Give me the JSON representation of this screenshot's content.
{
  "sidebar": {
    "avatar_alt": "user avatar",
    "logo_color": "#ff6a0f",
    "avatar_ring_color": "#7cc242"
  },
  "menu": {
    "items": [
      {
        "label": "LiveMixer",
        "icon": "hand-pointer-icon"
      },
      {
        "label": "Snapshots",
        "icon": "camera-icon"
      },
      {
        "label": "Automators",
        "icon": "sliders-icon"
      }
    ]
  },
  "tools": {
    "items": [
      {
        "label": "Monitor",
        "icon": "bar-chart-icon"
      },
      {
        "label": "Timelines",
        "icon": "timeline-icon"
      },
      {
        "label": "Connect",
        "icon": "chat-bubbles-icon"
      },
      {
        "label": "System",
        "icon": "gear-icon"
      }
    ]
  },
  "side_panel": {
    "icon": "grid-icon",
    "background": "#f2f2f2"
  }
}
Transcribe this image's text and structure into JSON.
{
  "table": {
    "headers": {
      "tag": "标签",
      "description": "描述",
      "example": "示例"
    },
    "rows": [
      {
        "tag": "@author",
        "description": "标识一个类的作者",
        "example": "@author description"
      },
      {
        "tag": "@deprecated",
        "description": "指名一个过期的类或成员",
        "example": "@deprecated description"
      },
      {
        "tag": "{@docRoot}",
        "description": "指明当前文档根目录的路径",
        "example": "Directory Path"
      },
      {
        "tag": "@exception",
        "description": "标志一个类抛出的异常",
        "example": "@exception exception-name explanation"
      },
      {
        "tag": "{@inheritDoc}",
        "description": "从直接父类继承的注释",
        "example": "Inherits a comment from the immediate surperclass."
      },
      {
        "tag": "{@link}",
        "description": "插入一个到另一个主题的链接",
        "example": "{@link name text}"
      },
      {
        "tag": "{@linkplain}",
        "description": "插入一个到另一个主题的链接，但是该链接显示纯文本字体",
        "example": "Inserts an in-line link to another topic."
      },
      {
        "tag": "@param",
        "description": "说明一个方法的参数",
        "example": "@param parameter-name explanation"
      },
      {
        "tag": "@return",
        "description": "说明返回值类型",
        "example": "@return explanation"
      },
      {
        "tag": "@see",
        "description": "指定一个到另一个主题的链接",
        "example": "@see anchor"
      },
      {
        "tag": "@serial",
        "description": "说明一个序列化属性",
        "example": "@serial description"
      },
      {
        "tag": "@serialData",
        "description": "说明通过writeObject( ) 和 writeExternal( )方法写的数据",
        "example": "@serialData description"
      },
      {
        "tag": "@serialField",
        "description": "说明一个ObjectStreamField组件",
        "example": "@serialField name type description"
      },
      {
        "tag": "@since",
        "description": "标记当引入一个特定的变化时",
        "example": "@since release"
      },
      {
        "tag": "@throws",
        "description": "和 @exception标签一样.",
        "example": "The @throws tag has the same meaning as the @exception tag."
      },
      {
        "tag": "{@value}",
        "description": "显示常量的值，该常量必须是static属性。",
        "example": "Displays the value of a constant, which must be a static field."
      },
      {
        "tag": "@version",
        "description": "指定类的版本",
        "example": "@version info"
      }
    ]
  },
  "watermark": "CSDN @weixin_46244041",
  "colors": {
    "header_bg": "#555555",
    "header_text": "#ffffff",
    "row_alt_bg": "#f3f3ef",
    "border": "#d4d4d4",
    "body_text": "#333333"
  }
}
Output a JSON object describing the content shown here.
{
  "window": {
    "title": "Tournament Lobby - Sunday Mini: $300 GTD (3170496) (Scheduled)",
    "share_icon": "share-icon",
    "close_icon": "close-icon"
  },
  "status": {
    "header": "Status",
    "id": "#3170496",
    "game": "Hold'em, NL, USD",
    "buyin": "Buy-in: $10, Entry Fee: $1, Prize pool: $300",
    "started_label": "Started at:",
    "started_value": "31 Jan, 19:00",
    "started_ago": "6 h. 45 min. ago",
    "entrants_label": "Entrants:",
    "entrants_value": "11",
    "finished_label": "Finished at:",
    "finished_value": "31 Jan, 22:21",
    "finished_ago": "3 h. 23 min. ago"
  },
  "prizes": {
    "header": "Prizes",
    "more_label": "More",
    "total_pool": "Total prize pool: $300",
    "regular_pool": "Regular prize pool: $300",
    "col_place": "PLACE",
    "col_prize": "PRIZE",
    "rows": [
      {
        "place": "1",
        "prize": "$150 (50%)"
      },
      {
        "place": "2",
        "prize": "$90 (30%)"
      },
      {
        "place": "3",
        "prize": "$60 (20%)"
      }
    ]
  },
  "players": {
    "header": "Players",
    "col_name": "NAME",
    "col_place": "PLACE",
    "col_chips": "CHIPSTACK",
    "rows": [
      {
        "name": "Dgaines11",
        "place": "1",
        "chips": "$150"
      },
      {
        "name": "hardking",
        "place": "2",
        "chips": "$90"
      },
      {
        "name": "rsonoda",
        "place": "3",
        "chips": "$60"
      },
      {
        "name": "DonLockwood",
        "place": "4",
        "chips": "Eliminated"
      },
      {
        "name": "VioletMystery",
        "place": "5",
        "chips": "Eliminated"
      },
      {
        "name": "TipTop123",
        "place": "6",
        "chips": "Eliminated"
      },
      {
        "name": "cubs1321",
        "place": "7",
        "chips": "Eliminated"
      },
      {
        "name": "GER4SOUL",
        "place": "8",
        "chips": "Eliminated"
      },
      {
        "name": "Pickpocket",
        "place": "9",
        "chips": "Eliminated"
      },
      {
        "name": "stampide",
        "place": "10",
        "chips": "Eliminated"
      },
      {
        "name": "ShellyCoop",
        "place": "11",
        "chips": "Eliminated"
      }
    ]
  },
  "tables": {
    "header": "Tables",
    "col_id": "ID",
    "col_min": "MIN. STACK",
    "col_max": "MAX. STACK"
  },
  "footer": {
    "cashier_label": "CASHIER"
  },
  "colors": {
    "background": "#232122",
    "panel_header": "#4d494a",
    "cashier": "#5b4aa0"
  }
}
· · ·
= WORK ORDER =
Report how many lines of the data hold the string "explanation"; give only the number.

= EXERCISE OUTPUT =
3